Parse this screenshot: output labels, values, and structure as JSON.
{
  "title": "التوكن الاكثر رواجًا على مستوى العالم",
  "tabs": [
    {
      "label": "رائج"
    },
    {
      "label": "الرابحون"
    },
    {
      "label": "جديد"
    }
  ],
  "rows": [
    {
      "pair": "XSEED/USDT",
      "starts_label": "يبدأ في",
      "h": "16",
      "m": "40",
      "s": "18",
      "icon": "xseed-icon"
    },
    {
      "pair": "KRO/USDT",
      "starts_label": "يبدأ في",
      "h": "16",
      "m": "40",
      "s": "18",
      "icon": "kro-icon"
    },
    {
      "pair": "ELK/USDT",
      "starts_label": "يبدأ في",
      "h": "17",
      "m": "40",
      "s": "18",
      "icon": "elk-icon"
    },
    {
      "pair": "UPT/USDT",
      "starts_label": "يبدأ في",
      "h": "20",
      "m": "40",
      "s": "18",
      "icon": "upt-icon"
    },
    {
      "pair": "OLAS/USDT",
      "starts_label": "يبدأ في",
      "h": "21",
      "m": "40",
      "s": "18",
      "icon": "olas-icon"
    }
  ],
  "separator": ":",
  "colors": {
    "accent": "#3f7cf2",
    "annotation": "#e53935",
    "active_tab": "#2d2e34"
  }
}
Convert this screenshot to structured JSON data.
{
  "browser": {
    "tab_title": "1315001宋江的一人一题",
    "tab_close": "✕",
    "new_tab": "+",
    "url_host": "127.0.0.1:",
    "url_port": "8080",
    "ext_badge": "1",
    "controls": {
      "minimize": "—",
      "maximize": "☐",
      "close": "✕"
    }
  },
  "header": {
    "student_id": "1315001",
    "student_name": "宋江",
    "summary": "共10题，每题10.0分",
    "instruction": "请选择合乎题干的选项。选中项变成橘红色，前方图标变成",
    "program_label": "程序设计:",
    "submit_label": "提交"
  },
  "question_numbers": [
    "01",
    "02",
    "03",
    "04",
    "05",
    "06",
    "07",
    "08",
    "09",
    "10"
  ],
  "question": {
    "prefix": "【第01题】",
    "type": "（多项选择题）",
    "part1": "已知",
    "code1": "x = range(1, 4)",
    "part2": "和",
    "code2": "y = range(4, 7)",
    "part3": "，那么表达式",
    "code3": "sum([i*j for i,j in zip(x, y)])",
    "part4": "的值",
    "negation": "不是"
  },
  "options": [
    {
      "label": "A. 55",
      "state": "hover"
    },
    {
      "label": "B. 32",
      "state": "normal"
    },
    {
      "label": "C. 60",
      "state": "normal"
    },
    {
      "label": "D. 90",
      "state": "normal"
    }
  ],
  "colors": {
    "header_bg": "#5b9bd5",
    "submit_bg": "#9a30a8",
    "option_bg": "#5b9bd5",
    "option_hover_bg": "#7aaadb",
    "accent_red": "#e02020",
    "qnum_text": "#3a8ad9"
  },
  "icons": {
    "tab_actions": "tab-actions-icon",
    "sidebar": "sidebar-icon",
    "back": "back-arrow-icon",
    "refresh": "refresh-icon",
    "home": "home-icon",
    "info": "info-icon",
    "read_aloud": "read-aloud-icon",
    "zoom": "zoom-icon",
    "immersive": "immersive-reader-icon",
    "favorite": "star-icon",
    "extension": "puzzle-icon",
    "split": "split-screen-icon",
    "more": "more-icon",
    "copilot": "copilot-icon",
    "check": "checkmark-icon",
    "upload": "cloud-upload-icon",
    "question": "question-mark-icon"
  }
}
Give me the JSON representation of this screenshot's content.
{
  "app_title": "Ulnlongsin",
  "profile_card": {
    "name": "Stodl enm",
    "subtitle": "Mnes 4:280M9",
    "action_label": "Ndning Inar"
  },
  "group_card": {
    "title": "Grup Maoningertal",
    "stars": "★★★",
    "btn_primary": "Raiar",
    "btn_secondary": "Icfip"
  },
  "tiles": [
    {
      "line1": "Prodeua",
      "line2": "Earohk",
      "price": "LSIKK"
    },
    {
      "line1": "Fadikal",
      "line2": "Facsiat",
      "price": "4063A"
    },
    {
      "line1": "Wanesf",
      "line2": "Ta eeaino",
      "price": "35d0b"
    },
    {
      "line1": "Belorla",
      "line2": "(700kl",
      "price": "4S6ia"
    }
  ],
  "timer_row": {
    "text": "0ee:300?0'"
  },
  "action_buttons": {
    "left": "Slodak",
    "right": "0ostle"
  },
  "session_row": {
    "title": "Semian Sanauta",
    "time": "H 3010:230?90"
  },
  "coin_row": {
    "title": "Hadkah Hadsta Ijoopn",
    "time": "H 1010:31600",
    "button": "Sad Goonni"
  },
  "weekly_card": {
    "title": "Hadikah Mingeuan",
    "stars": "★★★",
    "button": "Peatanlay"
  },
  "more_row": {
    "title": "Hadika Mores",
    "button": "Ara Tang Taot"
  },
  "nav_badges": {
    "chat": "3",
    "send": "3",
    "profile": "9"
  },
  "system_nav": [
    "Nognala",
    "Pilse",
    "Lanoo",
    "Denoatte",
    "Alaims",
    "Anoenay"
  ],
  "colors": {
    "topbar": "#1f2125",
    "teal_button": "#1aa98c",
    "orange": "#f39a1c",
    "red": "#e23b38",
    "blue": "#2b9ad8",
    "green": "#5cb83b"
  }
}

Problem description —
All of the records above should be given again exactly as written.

Task solution —
Parse this screenshot: output labels, values, and structure as JSON.
{
  "title": "التوكن الاكثر رواجًا على مستوى العالم",
  "tabs": [
    {
      "label": "رائج"
    },
    {
      "label": "الرابحون"
    },
    {
      "label": "جديد"
    }
  ],
  "rows": [
    {
      "pair": "XSEED/USDT",
      "starts_label": "يبدأ في",
      "h": "16",
      "m": "40",
      "s": "18",
      "icon": "xseed-icon"
    },
    {
      "pair": "KRO/USDT",
      "starts_label": "يبدأ في",
      "h": "16",
      "m": "40",
      "s": "18",
      "icon": "kro-icon"
    },
    {
      "pair": "ELK/USDT",
      "starts_label": "يبدأ في",
      "h": "17",
      "m": "40",
      "s": "18",
      "icon": "elk-icon"
    },
    {
      "pair": "UPT/USDT",
      "starts_label": "يبدأ في",
      "h": "20",
      "m": "40",
      "s": "18",
      "icon": "upt-icon"
    },
    {
      "pair": "OLAS/USDT",
      "starts_label": "يبدأ في",
      "h": "21",
      "m": "40",
      "s": "18",
      "icon": "olas-icon"
    }
  ],
  "separator": ":",
  "colors": {
    "accent": "#3f7cf2",
    "annotation": "#e53935",
    "active_tab": "#2d2e34"
  }
}
Convert this screenshot to structured JSON data.
{
  "browser": {
    "tab_title": "1315001宋江的一人一题",
    "tab_close": "✕",
    "new_tab": "+",
    "url_host": "127.0.0.1:",
    "url_port": "8080",
    "ext_badge": "1",
    "controls": {
      "minimize": "—",
      "maximize": "☐",
      "close": "✕"
    }
  },
  "header": {
    "student_id": "1315001",
    "student_name": "宋江",
    "summary": "共10题，每题10.0分",
    "instruction": "请选择合乎题干的选项。选中项变成橘红色，前方图标变成",
    "program_label": "程序设计:",
    "submit_label": "提交"
  },
  "question_numbers": [
    "01",
    "02",
    "03",
    "04",
    "05",
    "06",
    "07",
    "08",
    "09",
    "10"
  ],
  "question": {
    "prefix": "【第01题】",
    "type": "（多项选择题）",
    "part1": "已知",
    "code1": "x = range(1, 4)",
    "part2": "和",
    "code2": "y = range(4, 7)",
    "part3": "，那么表达式",
    "code3": "sum([i*j for i,j in zip(x, y)])",
    "part4": "的值",
    "negation": "不是"
  },
  "options": [
    {
      "label": "A. 55",
      "state": "hover"
    },
    {
      "label": "B. 32",
      "state": "normal"
    },
    {
      "label": "C. 60",
      "state": "normal"
    },
    {
      "label": "D. 90",
      "state": "normal"
    }
  ],
  "colors": {
    "header_bg": "#5b9bd5",
    "submit_bg": "#9a30a8",
    "option_bg": "#5b9bd5",
    "option_hover_bg": "#7aaadb",
    "accent_red": "#e02020",
    "qnum_text": "#3a8ad9"
  },
  "icons": {
    "tab_actions": "tab-actions-icon",
    "sidebar": "sidebar-icon",
    "back": "back-arrow-icon",
    "refresh": "refresh-icon",
    "home": "home-icon",
    "info": "info-icon",
    "read_aloud": "read-aloud-icon",
    "zoom": "zoom-icon",
    "immersive": "immersive-reader-icon",
    "favorite": "star-icon",
    "extension": "puzzle-icon",
    "split": "split-screen-icon",
    "more": "more-icon",
    "copilot": "copilot-icon",
    "check": "checkmark-icon",
    "upload": "cloud-upload-icon",
    "question": "question-mark-icon"
  }
}
Give me the JSON representation of this screenshot's content.
{
  "app_title": "Ulnlongsin",
  "profile_card": {
    "name": "Stodl enm",
    "subtitle": "Mnes 4:280M9",
    "action_label": "Ndning Inar"
  },
  "group_card": {
    "title": "Grup Maoningertal",
    "stars": "★★★",
    "btn_primary": "Raiar",
    "btn_secondary": "Icfip"
  },
  "tiles": [
    {
      "line1": "Prodeua",
      "line2": "Earohk",
      "price": "LSIKK"
    },
    {
      "line1": "Fadikal",
      "line2": "Facsiat",
      "price": "4063A"
    },
    {
      "line1": "Wanesf",
      "line2": "Ta eeaino",
      "price": "35d0b"
    },
    {
      "line1": "Belorla",
      "line2": "(700kl",
      "price": "4S6ia"
    }
  ],
  "timer_row": {
    "text": "0ee:300?0'"
  },
  "action_buttons": {
    "left": "Slodak",
    "right": "0ostle"
  },
  "session_row": {
    "title": "Semian Sanauta",
    "time": "H 3010:230?90"
  },
  "coin_row": {
    "title": "Hadkah Hadsta Ijoopn",
    "time": "H 1010:31600",
    "button": "Sad Goonni"
  },
  "weekly_card": {
    "title": "Hadikah Mingeuan",
    "stars": "★★★",
    "button": "Peatanlay"
  },
  "more_row": {
    "title": "Hadika Mores",
    "button": "Ara Tang Taot"
  },
  "nav_badges": {
    "chat": "3",
    "send": "3",
    "profile": "9"
  },
  "system_nav": [
    "Nognala",
    "Pilse",
    "Lanoo",
    "Denoatte",
    "Alaims",
    "Anoenay"
  ],
  "colors": {
    "topbar": "#1f2125",
    "teal_button": "#1aa98c",
    "orange": "#f39a1c",
    "red": "#e23b38",
    "blue": "#2b9ad8",
    "green": "#5cb83b"
  }
}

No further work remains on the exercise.